PROBLEM STATEMENT: Every line in the material below that includes "this" should be copied.

EXCERPTED DATA:

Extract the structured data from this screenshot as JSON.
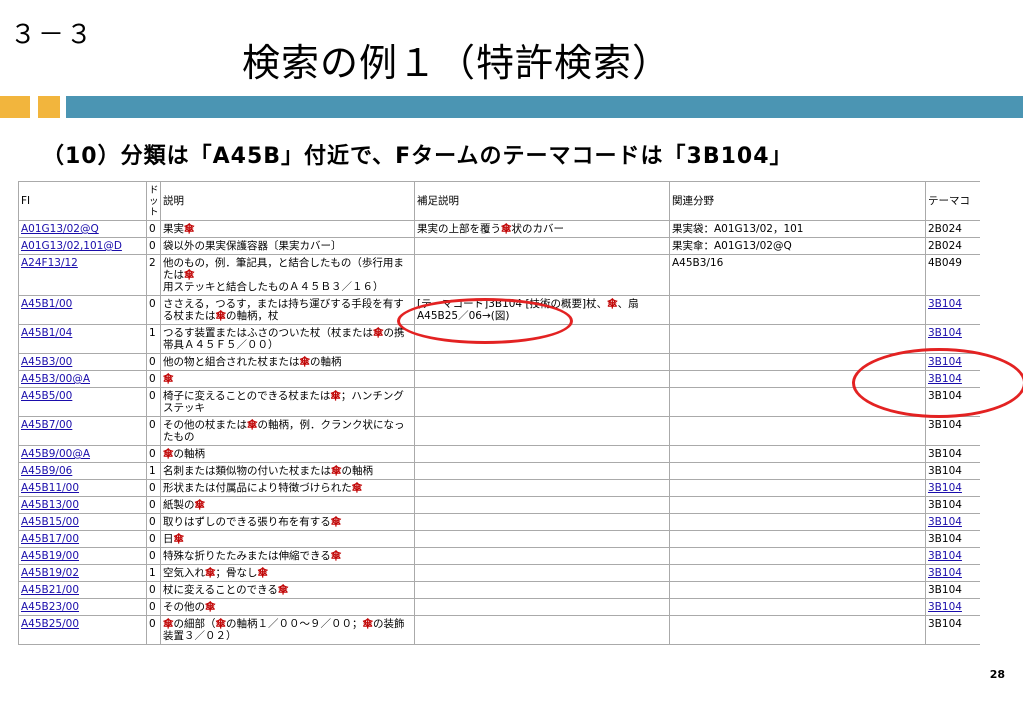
{
  "slide_number": "３－３",
  "title": "検索の例１（特許検索）",
  "subtitle": "（10）分類は「A45B」付近で、Fタームのテーマコードは「3B104」",
  "page_number": "28",
  "colors": {
    "accent_orange": "#f2b53d",
    "accent_blue": "#4b95b3",
    "highlight_red": "#c00000",
    "circle_red": "#e32222"
  },
  "table": {
    "headers": {
      "fi": "FI",
      "dot": "ドット",
      "desc": "説明",
      "supp": "補足説明",
      "related": "関連分野",
      "theme": "テーマコ"
    },
    "rows": [
      {
        "fi": "A01G13/02@Q",
        "dot": "0",
        "desc": "果実傘",
        "supp": "果実の上部を覆う傘状のカバー",
        "related": "果実袋：A01G13/02，101",
        "theme": "2B024"
      },
      {
        "fi": "A01G13/02,101@D",
        "dot": "0",
        "desc": "袋以外の果実保護容器〔果実カバー〕",
        "supp": "",
        "related": "果実傘：A01G13/02@Q",
        "theme": "2B024"
      },
      {
        "fi": "A24F13/12",
        "dot": "2",
        "desc": "他のもの，例．筆記具，と結合したもの（歩行用または傘用ステッキと結合したものＡ４５Ｂ３／１６）",
        "supp": "",
        "related": "A45B3/16",
        "theme": "4B049"
      },
      {
        "fi": "A45B1/00",
        "dot": "0",
        "desc": "ささえる，つるす，または持ち運びする手段を有する杖または傘の軸柄，杖",
        "supp": "[テーマコード]3B104 [技術の概要]杖、傘、扇 A45B25／06→(図)",
        "related": "",
        "theme": "3B104"
      },
      {
        "fi": "A45B1/04",
        "dot": "1",
        "desc": "つるす装置またはふさのついた杖（杖または傘の携帯具Ａ４５Ｆ５／００）",
        "supp": "",
        "related": "",
        "theme": "3B104"
      },
      {
        "fi": "A45B3/00",
        "dot": "0",
        "desc": "他の物と組合された杖または傘の軸柄",
        "supp": "",
        "related": "",
        "theme": "3B104"
      },
      {
        "fi": "A45B3/00@A",
        "dot": "0",
        "desc": "傘",
        "supp": "",
        "related": "",
        "theme": "3B104"
      },
      {
        "fi": "A45B5/00",
        "dot": "0",
        "desc": "椅子に変えることのできる杖または傘；ハンチングステッキ",
        "supp": "",
        "related": "",
        "theme": "3B104"
      },
      {
        "fi": "A45B7/00",
        "dot": "0",
        "desc": "その他の杖または傘の軸柄，例．クランク状になったもの",
        "supp": "",
        "related": "",
        "theme": "3B104"
      },
      {
        "fi": "A45B9/00@A",
        "dot": "0",
        "desc": "傘の軸柄",
        "supp": "",
        "related": "",
        "theme": "3B104"
      },
      {
        "fi": "A45B9/06",
        "dot": "1",
        "desc": "名刺または類似物の付いた杖または傘の軸柄",
        "supp": "",
        "related": "",
        "theme": "3B104"
      },
      {
        "fi": "A45B11/00",
        "dot": "0",
        "desc": "形状または付属品により特徴づけられた傘",
        "supp": "",
        "related": "",
        "theme": "3B104"
      },
      {
        "fi": "A45B13/00",
        "dot": "0",
        "desc": "紙製の傘",
        "supp": "",
        "related": "",
        "theme": "3B104"
      },
      {
        "fi": "A45B15/00",
        "dot": "0",
        "desc": "取りはずしのできる張り布を有する傘",
        "supp": "",
        "related": "",
        "theme": "3B104"
      },
      {
        "fi": "A45B17/00",
        "dot": "0",
        "desc": "日傘",
        "supp": "",
        "related": "",
        "theme": "3B104"
      },
      {
        "fi": "A45B19/00",
        "dot": "0",
        "desc": "特殊な折りたたみまたは伸縮できる傘",
        "supp": "",
        "related": "",
        "theme": "3B104"
      },
      {
        "fi": "A45B19/02",
        "dot": "1",
        "desc": "空気入れ傘；骨なし傘",
        "supp": "",
        "related": "",
        "theme": "3B104"
      },
      {
        "fi": "A45B21/00",
        "dot": "0",
        "desc": "杖に変えることのできる傘",
        "supp": "",
        "related": "",
        "theme": "3B104"
      },
      {
        "fi": "A45B23/00",
        "dot": "0",
        "desc": "その他の傘",
        "supp": "",
        "related": "",
        "theme": "3B104"
      },
      {
        "fi": "A45B25/00",
        "dot": "0",
        "desc": "傘の細部（傘の軸柄１／００～９／００；傘の装飾装置３／０２）",
        "supp": "",
        "related": "",
        "theme": "3B104"
      }
    ]
  }
}
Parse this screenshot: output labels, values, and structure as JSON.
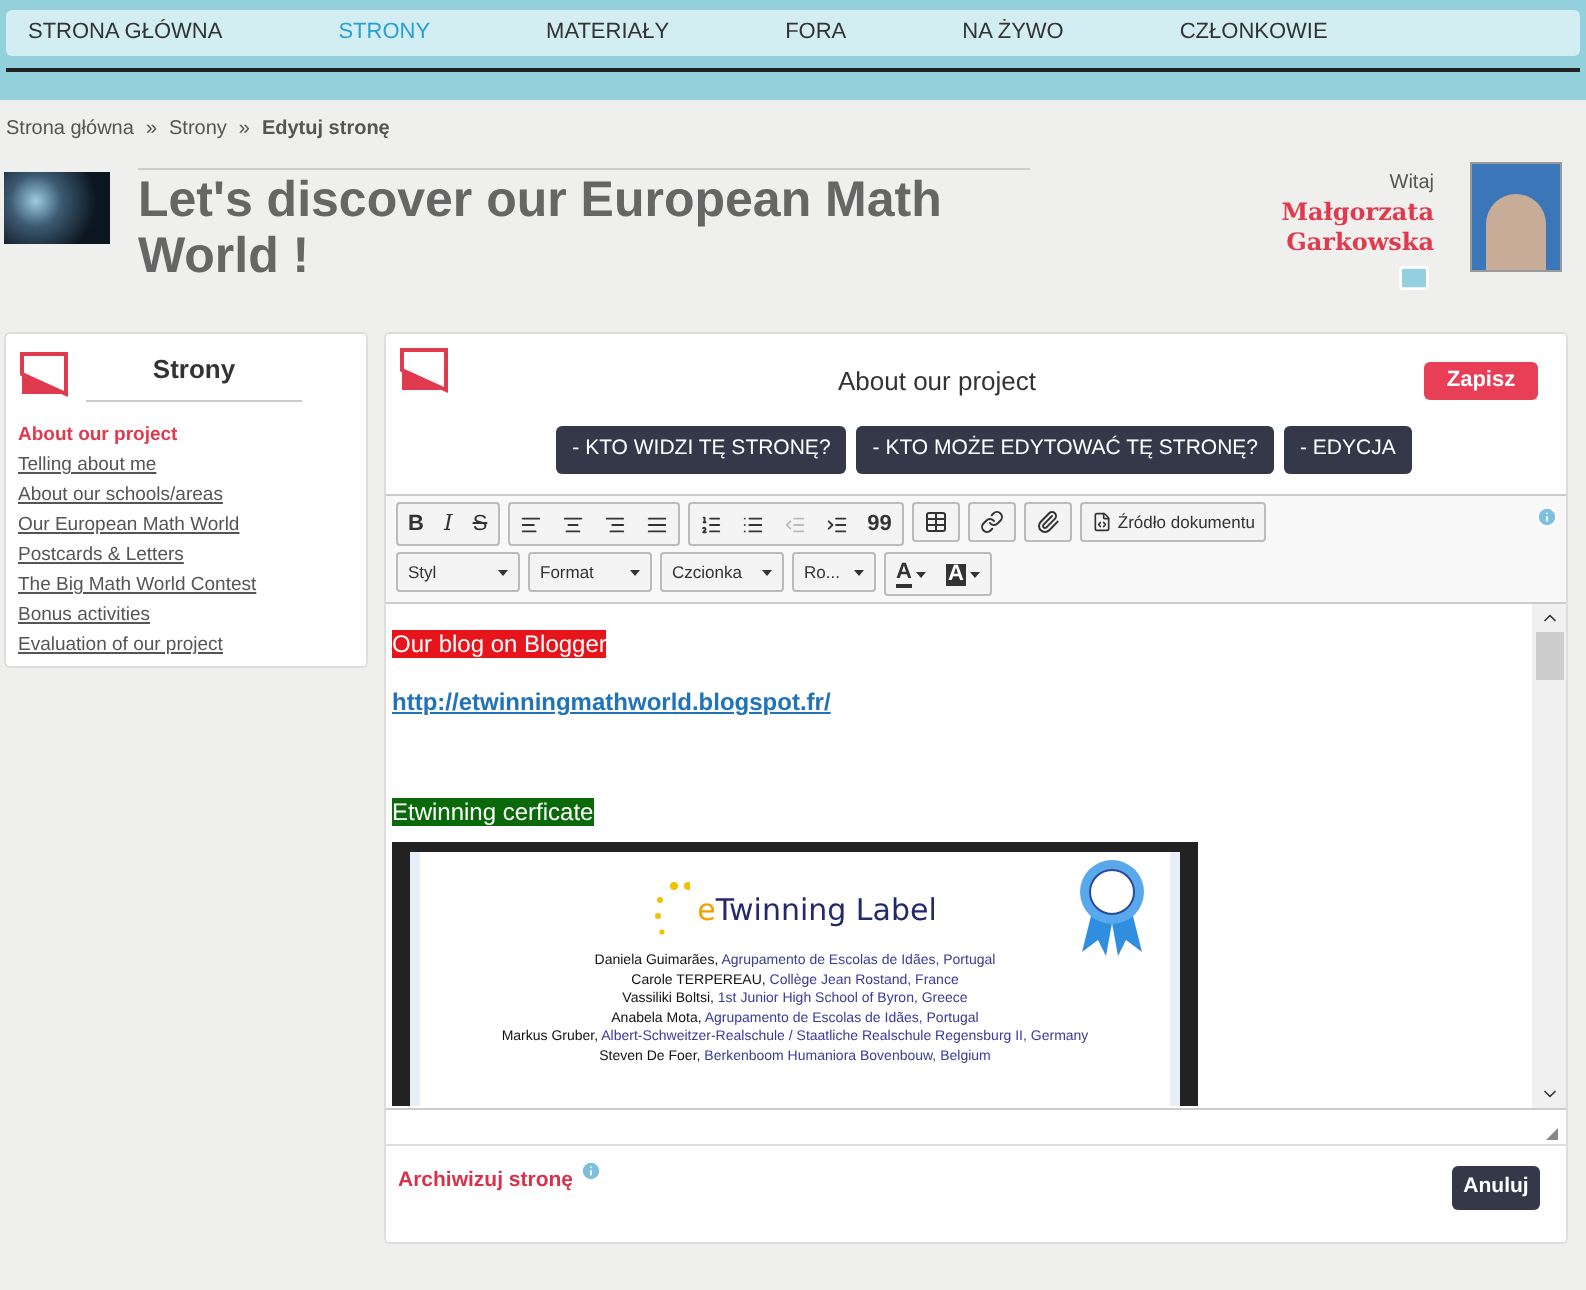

SOLVED EXERCISE:
Extract the structured data from this screenshot as JSON.
Parse this screenshot: output labels, values, and structure as JSON.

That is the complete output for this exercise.